**What the task requires**
Could you write out each of the records below exactly?

*** Listed entries ***

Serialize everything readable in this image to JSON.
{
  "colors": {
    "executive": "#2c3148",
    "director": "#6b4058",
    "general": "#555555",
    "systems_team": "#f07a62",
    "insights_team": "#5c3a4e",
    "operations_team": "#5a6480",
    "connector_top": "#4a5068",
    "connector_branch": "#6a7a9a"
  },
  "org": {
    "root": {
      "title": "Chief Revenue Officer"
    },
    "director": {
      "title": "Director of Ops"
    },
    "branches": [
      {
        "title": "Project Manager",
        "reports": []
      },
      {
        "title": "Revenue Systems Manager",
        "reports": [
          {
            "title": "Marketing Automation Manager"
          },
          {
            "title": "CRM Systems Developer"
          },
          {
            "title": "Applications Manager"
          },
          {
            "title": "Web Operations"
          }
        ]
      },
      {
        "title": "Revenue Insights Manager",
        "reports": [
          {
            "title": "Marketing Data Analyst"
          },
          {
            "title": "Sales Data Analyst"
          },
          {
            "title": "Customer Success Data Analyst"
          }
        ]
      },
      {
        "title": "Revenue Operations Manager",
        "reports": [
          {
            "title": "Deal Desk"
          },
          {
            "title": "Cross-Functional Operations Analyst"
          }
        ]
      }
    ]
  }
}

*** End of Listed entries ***

**Reply**
Serialize everything readable in this image to JSON.
{
  "colors": {
    "executive": "#2c3148",
    "director": "#6b4058",
    "general": "#555555",
    "systems_team": "#f07a62",
    "insights_team": "#5c3a4e",
    "operations_team": "#5a6480",
    "connector_top": "#4a5068",
    "connector_branch": "#6a7a9a"
  },
  "org": {
    "root": {
      "title": "Chief Revenue Officer"
    },
    "director": {
      "title": "Director of Ops"
    },
    "branches": [
      {
        "title": "Project Manager",
        "reports": []
      },
      {
        "title": "Revenue Systems Manager",
        "reports": [
          {
            "title": "Marketing Automation Manager"
          },
          {
            "title": "CRM Systems Developer"
          },
          {
            "title": "Applications Manager"
          },
          {
            "title": "Web Operations"
          }
        ]
      },
      {
        "title": "Revenue Insights Manager",
        "reports": [
          {
            "title": "Marketing Data Analyst"
          },
          {
            "title": "Sales Data Analyst"
          },
          {
            "title": "Customer Success Data Analyst"
          }
        ]
      },
      {
        "title": "Revenue Operations Manager",
        "reports": [
          {
            "title": "Deal Desk"
          },
          {
            "title": "Cross-Functional Operations Analyst"
          }
        ]
      }
    ]
  }
}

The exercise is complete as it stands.